(Beginning of Supplied data)

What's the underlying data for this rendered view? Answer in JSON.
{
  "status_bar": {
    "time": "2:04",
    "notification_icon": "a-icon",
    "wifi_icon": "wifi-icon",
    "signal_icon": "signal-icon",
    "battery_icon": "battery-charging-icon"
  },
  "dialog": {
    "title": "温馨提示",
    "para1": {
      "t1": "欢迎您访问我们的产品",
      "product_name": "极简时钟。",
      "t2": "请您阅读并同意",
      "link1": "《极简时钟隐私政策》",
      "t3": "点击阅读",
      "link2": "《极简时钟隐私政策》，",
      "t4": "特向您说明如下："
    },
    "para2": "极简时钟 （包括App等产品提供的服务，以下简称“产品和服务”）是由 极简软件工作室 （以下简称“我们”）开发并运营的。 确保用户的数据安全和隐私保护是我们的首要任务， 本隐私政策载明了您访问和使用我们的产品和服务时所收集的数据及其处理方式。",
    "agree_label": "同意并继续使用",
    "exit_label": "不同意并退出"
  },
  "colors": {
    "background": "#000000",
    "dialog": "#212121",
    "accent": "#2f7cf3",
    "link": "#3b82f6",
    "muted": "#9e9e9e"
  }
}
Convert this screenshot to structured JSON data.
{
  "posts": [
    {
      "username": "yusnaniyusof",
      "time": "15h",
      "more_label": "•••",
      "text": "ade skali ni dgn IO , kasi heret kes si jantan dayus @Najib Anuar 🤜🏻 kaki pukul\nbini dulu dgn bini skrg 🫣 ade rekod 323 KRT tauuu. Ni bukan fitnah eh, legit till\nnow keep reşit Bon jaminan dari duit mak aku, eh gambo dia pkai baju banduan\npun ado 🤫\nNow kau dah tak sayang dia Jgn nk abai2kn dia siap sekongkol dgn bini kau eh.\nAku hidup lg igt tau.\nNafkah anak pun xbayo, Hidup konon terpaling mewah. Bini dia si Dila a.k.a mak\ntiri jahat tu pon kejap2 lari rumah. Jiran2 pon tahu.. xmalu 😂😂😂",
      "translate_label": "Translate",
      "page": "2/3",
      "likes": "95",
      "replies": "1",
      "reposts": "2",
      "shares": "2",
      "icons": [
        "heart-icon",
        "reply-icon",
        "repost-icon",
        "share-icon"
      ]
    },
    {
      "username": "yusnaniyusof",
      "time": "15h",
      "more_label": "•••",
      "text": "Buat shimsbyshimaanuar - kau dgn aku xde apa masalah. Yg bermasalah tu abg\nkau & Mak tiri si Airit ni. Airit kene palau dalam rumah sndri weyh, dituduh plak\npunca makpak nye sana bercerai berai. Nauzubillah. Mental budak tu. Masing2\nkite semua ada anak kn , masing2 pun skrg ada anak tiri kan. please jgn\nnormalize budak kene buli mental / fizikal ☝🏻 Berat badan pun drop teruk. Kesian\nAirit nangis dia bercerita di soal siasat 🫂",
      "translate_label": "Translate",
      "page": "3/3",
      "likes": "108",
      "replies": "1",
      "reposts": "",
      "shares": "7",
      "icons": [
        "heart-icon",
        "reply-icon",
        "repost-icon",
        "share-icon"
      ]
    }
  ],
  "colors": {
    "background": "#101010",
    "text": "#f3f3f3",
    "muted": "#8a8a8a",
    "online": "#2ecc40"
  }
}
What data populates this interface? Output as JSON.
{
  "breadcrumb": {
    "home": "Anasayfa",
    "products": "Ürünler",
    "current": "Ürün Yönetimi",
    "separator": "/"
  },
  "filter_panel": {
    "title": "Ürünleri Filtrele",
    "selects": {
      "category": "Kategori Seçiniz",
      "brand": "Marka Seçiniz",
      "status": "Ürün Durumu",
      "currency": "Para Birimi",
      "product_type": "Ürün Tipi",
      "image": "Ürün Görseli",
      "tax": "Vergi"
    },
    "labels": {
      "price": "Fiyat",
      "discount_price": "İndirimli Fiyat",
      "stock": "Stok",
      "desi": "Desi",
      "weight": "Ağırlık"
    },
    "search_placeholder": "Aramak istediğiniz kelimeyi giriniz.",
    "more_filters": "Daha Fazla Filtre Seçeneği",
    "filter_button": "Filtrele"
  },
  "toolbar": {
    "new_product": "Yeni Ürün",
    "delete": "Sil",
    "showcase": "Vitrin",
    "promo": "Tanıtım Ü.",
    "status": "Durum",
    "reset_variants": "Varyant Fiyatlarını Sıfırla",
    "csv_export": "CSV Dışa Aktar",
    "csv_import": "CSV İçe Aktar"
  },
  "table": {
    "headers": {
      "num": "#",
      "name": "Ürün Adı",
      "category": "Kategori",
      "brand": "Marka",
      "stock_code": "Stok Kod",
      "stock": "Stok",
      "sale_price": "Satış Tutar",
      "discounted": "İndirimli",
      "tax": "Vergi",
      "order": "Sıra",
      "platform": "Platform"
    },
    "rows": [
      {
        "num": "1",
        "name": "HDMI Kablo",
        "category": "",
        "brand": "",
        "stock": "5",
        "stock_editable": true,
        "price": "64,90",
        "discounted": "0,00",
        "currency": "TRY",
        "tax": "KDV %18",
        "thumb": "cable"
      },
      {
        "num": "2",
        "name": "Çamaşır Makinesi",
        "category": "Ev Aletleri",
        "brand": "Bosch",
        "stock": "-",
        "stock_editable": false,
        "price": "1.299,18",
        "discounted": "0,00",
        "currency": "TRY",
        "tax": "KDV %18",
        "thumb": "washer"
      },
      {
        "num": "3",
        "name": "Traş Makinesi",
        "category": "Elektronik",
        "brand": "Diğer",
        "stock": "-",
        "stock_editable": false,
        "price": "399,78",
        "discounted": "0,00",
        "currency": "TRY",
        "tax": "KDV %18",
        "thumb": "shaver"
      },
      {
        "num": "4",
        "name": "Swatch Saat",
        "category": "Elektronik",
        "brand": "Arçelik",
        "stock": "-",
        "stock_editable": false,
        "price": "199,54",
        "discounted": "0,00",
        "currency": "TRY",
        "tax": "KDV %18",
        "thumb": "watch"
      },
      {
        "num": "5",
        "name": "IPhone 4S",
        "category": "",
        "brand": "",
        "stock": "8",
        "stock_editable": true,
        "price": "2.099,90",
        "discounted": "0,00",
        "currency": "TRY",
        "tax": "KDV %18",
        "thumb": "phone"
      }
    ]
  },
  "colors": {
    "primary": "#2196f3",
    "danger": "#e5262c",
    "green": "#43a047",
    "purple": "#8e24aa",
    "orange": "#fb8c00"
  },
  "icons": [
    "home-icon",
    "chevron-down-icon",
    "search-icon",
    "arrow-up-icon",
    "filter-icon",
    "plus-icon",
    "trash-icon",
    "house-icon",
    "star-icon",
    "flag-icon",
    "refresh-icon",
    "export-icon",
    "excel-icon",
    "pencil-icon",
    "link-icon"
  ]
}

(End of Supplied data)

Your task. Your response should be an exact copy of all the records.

Output of the exercise.
What's the underlying data for this rendered view? Answer in JSON.
{
  "status_bar": {
    "time": "2:04",
    "notification_icon": "a-icon",
    "wifi_icon": "wifi-icon",
    "signal_icon": "signal-icon",
    "battery_icon": "battery-charging-icon"
  },
  "dialog": {
    "title": "温馨提示",
    "para1": {
      "t1": "欢迎您访问我们的产品",
      "product_name": "极简时钟。",
      "t2": "请您阅读并同意",
      "link1": "《极简时钟隐私政策》",
      "t3": "点击阅读",
      "link2": "《极简时钟隐私政策》，",
      "t4": "特向您说明如下："
    },
    "para2": "极简时钟 （包括App等产品提供的服务，以下简称“产品和服务”）是由 极简软件工作室 （以下简称“我们”）开发并运营的。 确保用户的数据安全和隐私保护是我们的首要任务， 本隐私政策载明了您访问和使用我们的产品和服务时所收集的数据及其处理方式。",
    "agree_label": "同意并继续使用",
    "exit_label": "不同意并退出"
  },
  "colors": {
    "background": "#000000",
    "dialog": "#212121",
    "accent": "#2f7cf3",
    "link": "#3b82f6",
    "muted": "#9e9e9e"
  }
}
Convert this screenshot to structured JSON data.
{
  "posts": [
    {
      "username": "yusnaniyusof",
      "time": "15h",
      "more_label": "•••",
      "text": "ade skali ni dgn IO , kasi heret kes si jantan dayus @Najib Anuar 🤜🏻 kaki pukul\nbini dulu dgn bini skrg 🫣 ade rekod 323 KRT tauuu. Ni bukan fitnah eh, legit till\nnow keep reşit Bon jaminan dari duit mak aku, eh gambo dia pkai baju banduan\npun ado 🤫\nNow kau dah tak sayang dia Jgn nk abai2kn dia siap sekongkol dgn bini kau eh.\nAku hidup lg igt tau.\nNafkah anak pun xbayo, Hidup konon terpaling mewah. Bini dia si Dila a.k.a mak\ntiri jahat tu pon kejap2 lari rumah. Jiran2 pon tahu.. xmalu 😂😂😂",
      "translate_label": "Translate",
      "page": "2/3",
      "likes": "95",
      "replies": "1",
      "reposts": "2",
      "shares": "2",
      "icons": [
        "heart-icon",
        "reply-icon",
        "repost-icon",
        "share-icon"
      ]
    },
    {
      "username": "yusnaniyusof",
      "time": "15h",
      "more_label": "•••",
      "text": "Buat shimsbyshimaanuar - kau dgn aku xde apa masalah. Yg bermasalah tu abg\nkau & Mak tiri si Airit ni. Airit kene palau dalam rumah sndri weyh, dituduh plak\npunca makpak nye sana bercerai berai. Nauzubillah. Mental budak tu. Masing2\nkite semua ada anak kn , masing2 pun skrg ada anak tiri kan. please jgn\nnormalize budak kene buli mental / fizikal ☝🏻 Berat badan pun drop teruk. Kesian\nAirit nangis dia bercerita di soal siasat 🫂",
      "translate_label": "Translate",
      "page": "3/3",
      "likes": "108",
      "replies": "1",
      "reposts": "",
      "shares": "7",
      "icons": [
        "heart-icon",
        "reply-icon",
        "repost-icon",
        "share-icon"
      ]
    }
  ],
  "colors": {
    "background": "#101010",
    "text": "#f3f3f3",
    "muted": "#8a8a8a",
    "online": "#2ecc40"
  }
}
What data populates this interface? Output as JSON.
{
  "breadcrumb": {
    "home": "Anasayfa",
    "products": "Ürünler",
    "current": "Ürün Yönetimi",
    "separator": "/"
  },
  "filter_panel": {
    "title": "Ürünleri Filtrele",
    "selects": {
      "category": "Kategori Seçiniz",
      "brand": "Marka Seçiniz",
      "status": "Ürün Durumu",
      "currency": "Para Birimi",
      "product_type": "Ürün Tipi",
      "image": "Ürün Görseli",
      "tax": "Vergi"
    },
    "labels": {
      "price": "Fiyat",
      "discount_price": "İndirimli Fiyat",
      "stock": "Stok",
      "desi": "Desi",
      "weight": "Ağırlık"
    },
    "search_placeholder": "Aramak istediğiniz kelimeyi giriniz.",
    "more_filters": "Daha Fazla Filtre Seçeneği",
    "filter_button": "Filtrele"
  },
  "toolbar": {
    "new_product": "Yeni Ürün",
    "delete": "Sil",
    "showcase": "Vitrin",
    "promo": "Tanıtım Ü.",
    "status": "Durum",
    "reset_variants": "Varyant Fiyatlarını Sıfırla",
    "csv_export": "CSV Dışa Aktar",
    "csv_import": "CSV İçe Aktar"
  },
  "table": {
    "headers": {
      "num": "#",
      "name": "Ürün Adı",
      "category": "Kategori",
      "brand": "Marka",
      "stock_code": "Stok Kod",
      "stock": "Stok",
      "sale_price": "Satış Tutar",
      "discounted": "İndirimli",
      "tax": "Vergi",
      "order": "Sıra",
      "platform": "Platform"
    },
    "rows": [
      {
        "num": "1",
        "name": "HDMI Kablo",
        "category": "",
        "brand": "",
        "stock": "5",
        "stock_editable": true,
        "price": "64,90",
        "discounted": "0,00",
        "currency": "TRY",
        "tax": "KDV %18",
        "thumb": "cable"
      },
      {
        "num": "2",
        "name": "Çamaşır Makinesi",
        "category": "Ev Aletleri",
        "brand": "Bosch",
        "stock": "-",
        "stock_editable": false,
        "price": "1.299,18",
        "discounted": "0,00",
        "currency": "TRY",
        "tax": "KDV %18",
        "thumb": "washer"
      },
      {
        "num": "3",
        "name": "Traş Makinesi",
        "category": "Elektronik",
        "brand": "Diğer",
        "stock": "-",
        "stock_editable": false,
        "price": "399,78",
        "discounted": "0,00",
        "currency": "TRY",
        "tax": "KDV %18",
        "thumb": "shaver"
      },
      {
        "num": "4",
        "name": "Swatch Saat",
        "category": "Elektronik",
        "brand": "Arçelik",
        "stock": "-",
        "stock_editable": false,
        "price": "199,54",
        "discounted": "0,00",
        "currency": "TRY",
        "tax": "KDV %18",
        "thumb": "watch"
      },
      {
        "num": "5",
        "name": "IPhone 4S",
        "category": "",
        "brand": "",
        "stock": "8",
        "stock_editable": true,
        "price": "2.099,90",
        "discounted": "0,00",
        "currency": "TRY",
        "tax": "KDV %18",
        "thumb": "phone"
      }
    ]
  },
  "colors": {
    "primary": "#2196f3",
    "danger": "#e5262c",
    "green": "#43a047",
    "purple": "#8e24aa",
    "orange": "#fb8c00"
  },
  "icons": [
    "home-icon",
    "chevron-down-icon",
    "search-icon",
    "arrow-up-icon",
    "filter-icon",
    "plus-icon",
    "trash-icon",
    "house-icon",
    "star-icon",
    "flag-icon",
    "refresh-icon",
    "export-icon",
    "excel-icon",
    "pencil-icon",
    "link-icon"
  ]
}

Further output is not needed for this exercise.